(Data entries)
* * * * *

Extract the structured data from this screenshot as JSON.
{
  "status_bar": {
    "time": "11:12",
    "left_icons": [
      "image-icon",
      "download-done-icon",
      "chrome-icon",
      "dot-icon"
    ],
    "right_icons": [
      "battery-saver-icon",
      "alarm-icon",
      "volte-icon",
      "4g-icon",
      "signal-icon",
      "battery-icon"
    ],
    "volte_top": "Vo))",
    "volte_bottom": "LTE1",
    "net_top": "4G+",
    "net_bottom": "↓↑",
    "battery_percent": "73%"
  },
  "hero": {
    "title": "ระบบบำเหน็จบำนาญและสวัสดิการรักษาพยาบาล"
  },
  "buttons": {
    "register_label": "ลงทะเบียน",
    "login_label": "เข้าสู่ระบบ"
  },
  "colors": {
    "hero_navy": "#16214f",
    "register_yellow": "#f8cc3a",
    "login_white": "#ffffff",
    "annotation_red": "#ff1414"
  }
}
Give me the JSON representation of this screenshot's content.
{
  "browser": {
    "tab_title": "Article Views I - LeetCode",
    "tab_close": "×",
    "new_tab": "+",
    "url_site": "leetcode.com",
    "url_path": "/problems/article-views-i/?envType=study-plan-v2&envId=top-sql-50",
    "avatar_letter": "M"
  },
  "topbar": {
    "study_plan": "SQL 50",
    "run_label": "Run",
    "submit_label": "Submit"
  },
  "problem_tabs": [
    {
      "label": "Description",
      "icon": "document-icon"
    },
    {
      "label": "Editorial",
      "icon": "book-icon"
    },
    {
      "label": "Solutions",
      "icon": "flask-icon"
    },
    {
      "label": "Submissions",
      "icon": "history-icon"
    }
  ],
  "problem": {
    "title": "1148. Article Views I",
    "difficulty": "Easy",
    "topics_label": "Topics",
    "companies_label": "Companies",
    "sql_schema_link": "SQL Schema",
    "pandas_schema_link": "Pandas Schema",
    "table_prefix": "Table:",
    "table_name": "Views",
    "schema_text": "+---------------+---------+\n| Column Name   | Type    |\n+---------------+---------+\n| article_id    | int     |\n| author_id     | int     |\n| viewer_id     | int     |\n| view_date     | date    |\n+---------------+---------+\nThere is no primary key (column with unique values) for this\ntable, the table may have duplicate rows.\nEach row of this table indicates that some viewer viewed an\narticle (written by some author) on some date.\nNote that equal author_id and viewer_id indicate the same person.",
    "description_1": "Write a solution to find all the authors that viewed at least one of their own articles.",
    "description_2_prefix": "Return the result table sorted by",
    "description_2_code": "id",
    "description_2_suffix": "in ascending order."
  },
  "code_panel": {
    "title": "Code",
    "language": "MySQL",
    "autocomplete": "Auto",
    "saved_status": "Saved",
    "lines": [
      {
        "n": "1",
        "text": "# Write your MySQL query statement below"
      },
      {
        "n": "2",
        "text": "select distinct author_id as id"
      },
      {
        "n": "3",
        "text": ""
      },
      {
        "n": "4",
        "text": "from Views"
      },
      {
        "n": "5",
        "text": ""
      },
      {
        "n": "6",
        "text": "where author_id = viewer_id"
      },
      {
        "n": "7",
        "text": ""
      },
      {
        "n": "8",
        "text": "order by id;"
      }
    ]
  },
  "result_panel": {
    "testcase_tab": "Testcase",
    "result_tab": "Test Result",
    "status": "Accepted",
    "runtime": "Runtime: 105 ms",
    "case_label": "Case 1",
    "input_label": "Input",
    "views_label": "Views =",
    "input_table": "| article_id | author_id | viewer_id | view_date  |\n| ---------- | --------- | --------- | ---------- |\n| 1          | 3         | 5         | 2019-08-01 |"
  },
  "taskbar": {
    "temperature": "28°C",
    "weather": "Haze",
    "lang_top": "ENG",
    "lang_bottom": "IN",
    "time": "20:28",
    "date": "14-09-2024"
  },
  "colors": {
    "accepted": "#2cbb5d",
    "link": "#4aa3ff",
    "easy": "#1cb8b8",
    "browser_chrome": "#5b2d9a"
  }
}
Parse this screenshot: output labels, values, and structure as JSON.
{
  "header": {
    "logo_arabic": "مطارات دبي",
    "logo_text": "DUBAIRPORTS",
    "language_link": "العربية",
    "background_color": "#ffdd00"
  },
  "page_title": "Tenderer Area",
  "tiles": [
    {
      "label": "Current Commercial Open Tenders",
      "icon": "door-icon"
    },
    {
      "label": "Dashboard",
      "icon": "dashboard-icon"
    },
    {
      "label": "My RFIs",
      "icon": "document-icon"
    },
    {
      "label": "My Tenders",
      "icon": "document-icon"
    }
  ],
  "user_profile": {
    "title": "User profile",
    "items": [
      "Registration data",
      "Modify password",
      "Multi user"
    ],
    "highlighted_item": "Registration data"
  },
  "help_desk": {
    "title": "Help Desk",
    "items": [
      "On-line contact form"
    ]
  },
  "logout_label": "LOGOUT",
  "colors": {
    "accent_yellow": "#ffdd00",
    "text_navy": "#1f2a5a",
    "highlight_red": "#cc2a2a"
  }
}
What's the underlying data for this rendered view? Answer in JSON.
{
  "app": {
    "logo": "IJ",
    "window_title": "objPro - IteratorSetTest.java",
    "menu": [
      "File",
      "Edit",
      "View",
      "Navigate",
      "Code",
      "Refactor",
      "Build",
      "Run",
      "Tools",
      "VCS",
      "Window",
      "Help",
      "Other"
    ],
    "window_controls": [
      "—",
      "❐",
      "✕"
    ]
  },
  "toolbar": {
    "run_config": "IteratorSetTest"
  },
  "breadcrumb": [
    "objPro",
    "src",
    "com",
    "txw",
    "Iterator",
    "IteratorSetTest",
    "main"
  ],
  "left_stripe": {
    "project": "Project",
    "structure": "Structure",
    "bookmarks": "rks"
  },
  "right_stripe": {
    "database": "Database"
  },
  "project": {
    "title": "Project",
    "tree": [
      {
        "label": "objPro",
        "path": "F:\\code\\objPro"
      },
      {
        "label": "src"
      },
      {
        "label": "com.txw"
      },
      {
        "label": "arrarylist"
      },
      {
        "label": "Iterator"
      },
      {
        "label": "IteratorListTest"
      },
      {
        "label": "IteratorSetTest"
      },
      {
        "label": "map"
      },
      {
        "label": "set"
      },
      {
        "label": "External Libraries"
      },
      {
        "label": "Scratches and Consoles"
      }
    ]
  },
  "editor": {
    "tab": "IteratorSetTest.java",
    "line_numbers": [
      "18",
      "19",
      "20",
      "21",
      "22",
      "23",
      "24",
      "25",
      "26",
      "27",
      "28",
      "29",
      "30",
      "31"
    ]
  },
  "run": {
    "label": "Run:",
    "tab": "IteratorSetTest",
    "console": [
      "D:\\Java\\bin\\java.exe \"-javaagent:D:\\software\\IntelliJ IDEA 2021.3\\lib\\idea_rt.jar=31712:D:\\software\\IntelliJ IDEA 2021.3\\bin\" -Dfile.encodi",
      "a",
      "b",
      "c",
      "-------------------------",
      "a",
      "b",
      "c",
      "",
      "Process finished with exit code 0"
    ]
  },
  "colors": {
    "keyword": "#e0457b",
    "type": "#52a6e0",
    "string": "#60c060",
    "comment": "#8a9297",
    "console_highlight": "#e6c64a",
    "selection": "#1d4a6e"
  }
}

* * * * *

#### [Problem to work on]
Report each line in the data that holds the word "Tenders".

#### [Your solution]
      "label": "Current Commercial Open Tenders",
      "label": "My Tenders",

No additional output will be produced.